173 animals killed by poachers in Maputo Special Reserve
Lusa (File photo)
The south and centre regions will experience normal to above normal rainfall in October and December of this year, while the north will have below average precipitation, according to the National Meteorology Institute of Mozambique.
The scenario for January to March is complicated, but no floods are expected to occur in the major river basins during the whole rainy season. Agriculture can expect good results, although late sowing is recommended.
For Maputo, southern Gaza and Inhambane and northern Cabo Delgado, rainfall will tend to be lower than normal. In Niassa and Nampula, parts of Cabo Delgado, Gaza, Inhambane, Sofala and Manica, normal precipitation is expected.

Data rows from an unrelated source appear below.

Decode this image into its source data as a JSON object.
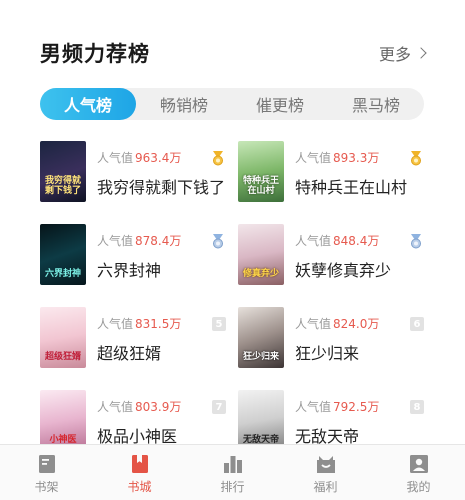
{
  "section": {
    "title": "男频力荐榜",
    "more_label": "更多"
  },
  "tabs": [
    {
      "label": "人气榜",
      "active": true
    },
    {
      "label": "畅销榜",
      "active": false
    },
    {
      "label": "催更榜",
      "active": false
    },
    {
      "label": "黑马榜",
      "active": false
    }
  ],
  "popularity_label": "人气值",
  "books": [
    {
      "rank": 1,
      "name": "我穷得就剩下钱了",
      "popularity": "963.4万",
      "badge": "gold-medal-icon",
      "cover_text": "我穷得就剩下钱了"
    },
    {
      "rank": 2,
      "name": "特种兵王在山村",
      "popularity": "893.3万",
      "badge": "gold-medal-icon",
      "cover_text": "特种兵王在山村"
    },
    {
      "rank": 3,
      "name": "六界封神",
      "popularity": "878.4万",
      "badge": "silver-medal-icon",
      "cover_text": "六界封神"
    },
    {
      "rank": 4,
      "name": "妖孽修真弃少",
      "popularity": "848.4万",
      "badge": "silver-medal-icon",
      "cover_text": "修真弃少"
    },
    {
      "rank": 5,
      "name": "超级狂婿",
      "popularity": "831.5万",
      "badge": "5",
      "cover_text": "超级狂婿"
    },
    {
      "rank": 6,
      "name": "狂少归来",
      "popularity": "824.0万",
      "badge": "6",
      "cover_text": "狂少归来"
    },
    {
      "rank": 7,
      "name": "极品小神医",
      "popularity": "803.9万",
      "badge": "7",
      "cover_text": "小神医"
    },
    {
      "rank": 8,
      "name": "无敌天帝",
      "popularity": "792.5万",
      "badge": "8",
      "cover_text": "无敌天帝"
    }
  ],
  "nav": [
    {
      "label": "书架",
      "icon": "bookshelf-icon",
      "active": false
    },
    {
      "label": "书城",
      "icon": "bookstore-icon",
      "active": true
    },
    {
      "label": "排行",
      "icon": "ranking-icon",
      "active": false
    },
    {
      "label": "福利",
      "icon": "gift-icon",
      "active": false
    },
    {
      "label": "我的",
      "icon": "profile-icon",
      "active": false
    }
  ],
  "colors": {
    "accent_blue": "#1ea5e6",
    "accent_red": "#e45446",
    "popularity_red": "#e65a4f"
  }
}
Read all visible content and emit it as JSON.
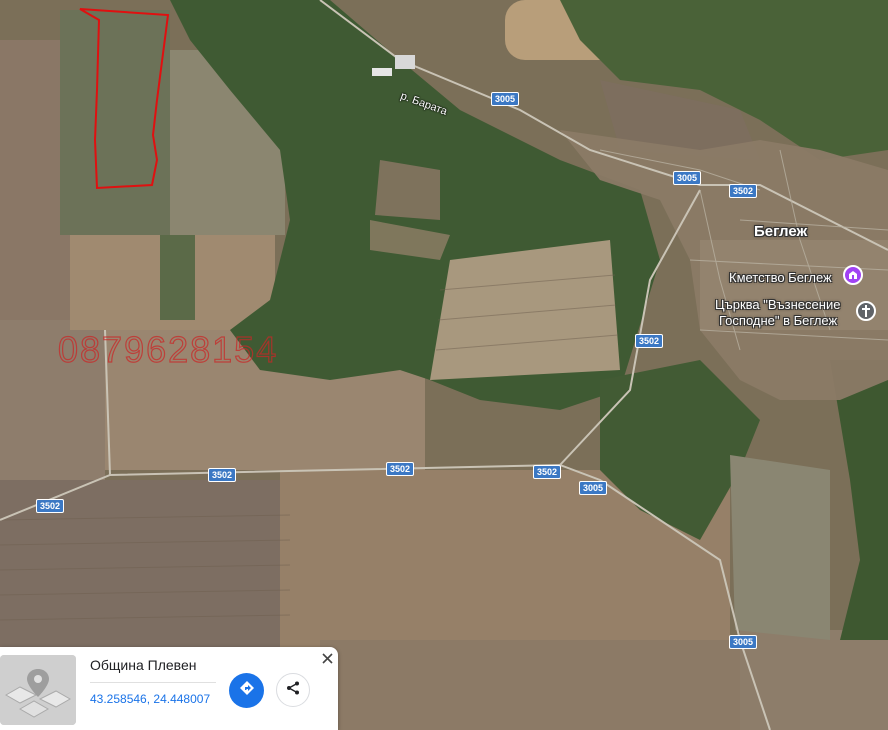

In Tete, Zambézia, much of Sofala and Manica, as well as in northern Gaza and Inhambane, forecasts so far available indicate above normal rainfall.
The seasonal climate forecast for the period from October 2017 to March 2018 yesterday presented by the National Meteorological Institute comes after the holding of the Regional Climate Prediction Forum for Southern Africa from 15 to 26 August in Gaberone, Botswana.
INAM’s Isaias Raiva explains that the forecasts are reliable but will be updated on a monthly basis.
The main rain-dependent sectors reacted immediately.
The National Directorate for Water Resources Management (DNGRH) said there is a low risk of floods in the country, with the exception of the Maputo, Incomati, Mutamba and Inhanombe basins, where the chances are moderate.
Moderate to high – The exceptions and urban floods
The DNGRH’s Agostinho Vilanculos said there was moderate to high risk of floods in the Messalo, Megaruma, Savane, Save and Incomáti basins between January and March.
Vilanculos mentioned high risks of urban flooding in Maputo, Matola, Beira and Quelimane, and said that local authorities should take measures to mitigate the impact on families in low-lying areas.
Agriculture and Food Security, represented by Hiten Jantilal, said that rain from October to December would satisfy 50 percent of agricultural needs in the north; between 70 to 90 percent in the centre and up to 70 percent in the south. From January to March, satisfaction is expected to rise throughout the country. Farmers are consequently advised to sow late in order to maximise yields.
Minister of Transport and Communications Carlos Mesquita, who opened the climate forecasting forum, highlighted the importance of meteorology to the country’s sustainable development, noting that the government had been steadily improving INAM’s ability to fulfil its mission.Source: Notícias